● **REQUIRED ACTION**
Search the listing below for the word "thickness" and copy each line that holds it.

● **EXCERPTED DATA**

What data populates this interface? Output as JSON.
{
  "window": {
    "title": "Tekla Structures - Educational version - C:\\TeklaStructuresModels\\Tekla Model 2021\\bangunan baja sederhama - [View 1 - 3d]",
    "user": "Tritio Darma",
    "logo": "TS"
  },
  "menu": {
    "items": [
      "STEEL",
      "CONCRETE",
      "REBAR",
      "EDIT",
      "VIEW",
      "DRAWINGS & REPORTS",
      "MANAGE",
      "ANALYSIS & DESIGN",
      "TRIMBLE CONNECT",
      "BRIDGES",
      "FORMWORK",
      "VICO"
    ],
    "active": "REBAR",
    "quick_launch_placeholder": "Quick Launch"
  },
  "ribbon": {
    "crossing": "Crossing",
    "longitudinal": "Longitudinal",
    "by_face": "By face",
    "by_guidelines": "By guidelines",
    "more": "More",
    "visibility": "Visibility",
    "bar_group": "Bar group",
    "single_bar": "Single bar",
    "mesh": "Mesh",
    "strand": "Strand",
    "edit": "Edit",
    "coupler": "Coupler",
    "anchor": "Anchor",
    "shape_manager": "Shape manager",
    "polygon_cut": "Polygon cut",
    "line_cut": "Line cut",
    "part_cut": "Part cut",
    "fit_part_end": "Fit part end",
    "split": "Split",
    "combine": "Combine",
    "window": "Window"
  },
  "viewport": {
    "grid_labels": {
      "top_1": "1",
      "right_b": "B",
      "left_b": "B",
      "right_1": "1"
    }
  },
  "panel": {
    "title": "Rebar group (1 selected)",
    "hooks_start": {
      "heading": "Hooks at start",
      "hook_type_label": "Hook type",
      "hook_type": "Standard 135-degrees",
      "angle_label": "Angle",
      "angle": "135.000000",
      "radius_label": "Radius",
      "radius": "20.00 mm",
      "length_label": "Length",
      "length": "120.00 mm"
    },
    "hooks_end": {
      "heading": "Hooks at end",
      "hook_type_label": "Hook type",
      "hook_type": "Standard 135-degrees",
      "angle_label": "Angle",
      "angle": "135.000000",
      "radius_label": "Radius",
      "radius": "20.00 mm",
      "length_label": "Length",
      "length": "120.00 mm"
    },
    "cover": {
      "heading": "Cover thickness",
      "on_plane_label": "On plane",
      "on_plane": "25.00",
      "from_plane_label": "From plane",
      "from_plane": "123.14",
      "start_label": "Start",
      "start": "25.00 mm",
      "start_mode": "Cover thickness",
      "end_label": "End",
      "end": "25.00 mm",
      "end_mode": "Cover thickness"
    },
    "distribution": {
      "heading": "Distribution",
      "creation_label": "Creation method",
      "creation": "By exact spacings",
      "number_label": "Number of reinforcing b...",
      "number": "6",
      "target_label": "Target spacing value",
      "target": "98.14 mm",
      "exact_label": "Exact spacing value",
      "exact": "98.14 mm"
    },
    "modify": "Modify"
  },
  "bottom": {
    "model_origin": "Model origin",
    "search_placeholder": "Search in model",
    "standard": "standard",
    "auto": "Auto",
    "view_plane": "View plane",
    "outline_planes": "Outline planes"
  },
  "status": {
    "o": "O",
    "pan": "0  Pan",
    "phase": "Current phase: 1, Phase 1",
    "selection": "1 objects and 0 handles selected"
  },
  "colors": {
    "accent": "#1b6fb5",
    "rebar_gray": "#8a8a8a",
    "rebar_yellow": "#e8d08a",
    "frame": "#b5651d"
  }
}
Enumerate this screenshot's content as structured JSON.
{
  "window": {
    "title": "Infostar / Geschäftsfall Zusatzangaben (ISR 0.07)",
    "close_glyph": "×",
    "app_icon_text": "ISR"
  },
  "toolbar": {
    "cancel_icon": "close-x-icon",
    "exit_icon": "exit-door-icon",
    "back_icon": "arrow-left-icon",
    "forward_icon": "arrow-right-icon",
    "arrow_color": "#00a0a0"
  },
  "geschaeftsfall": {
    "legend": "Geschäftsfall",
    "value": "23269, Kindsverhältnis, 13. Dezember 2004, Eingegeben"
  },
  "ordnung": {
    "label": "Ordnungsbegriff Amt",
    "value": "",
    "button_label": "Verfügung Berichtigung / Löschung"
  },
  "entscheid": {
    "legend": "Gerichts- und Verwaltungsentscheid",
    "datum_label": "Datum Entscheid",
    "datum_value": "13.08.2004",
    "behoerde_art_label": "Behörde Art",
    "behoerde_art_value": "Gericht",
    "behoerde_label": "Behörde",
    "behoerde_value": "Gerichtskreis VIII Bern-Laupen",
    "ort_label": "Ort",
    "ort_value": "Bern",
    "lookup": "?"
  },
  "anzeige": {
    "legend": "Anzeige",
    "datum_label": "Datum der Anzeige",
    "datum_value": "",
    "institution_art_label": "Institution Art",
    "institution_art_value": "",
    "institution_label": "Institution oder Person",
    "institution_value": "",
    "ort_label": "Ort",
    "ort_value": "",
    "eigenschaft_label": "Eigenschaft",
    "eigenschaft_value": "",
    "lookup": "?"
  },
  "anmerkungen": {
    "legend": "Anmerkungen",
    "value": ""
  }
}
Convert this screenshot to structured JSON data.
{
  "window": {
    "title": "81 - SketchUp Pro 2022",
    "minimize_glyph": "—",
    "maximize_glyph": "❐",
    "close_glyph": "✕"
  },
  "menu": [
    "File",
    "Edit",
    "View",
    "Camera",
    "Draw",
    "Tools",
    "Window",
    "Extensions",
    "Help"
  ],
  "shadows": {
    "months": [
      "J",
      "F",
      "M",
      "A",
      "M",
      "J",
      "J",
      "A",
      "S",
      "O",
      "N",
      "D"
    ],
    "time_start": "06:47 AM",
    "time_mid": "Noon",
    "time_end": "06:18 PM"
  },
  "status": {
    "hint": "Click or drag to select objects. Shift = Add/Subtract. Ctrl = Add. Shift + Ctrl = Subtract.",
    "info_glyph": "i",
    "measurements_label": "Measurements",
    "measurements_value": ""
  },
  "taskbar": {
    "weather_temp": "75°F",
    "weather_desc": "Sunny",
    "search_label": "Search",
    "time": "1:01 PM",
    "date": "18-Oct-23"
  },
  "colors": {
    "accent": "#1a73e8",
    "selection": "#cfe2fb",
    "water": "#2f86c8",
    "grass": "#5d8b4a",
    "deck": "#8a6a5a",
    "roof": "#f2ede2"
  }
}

● **RESULT OF THIS EXERCISE**
      "heading": "Cover thickness",
      "start_mode": "Cover thickness",
      "end_mode": "Cover thickness"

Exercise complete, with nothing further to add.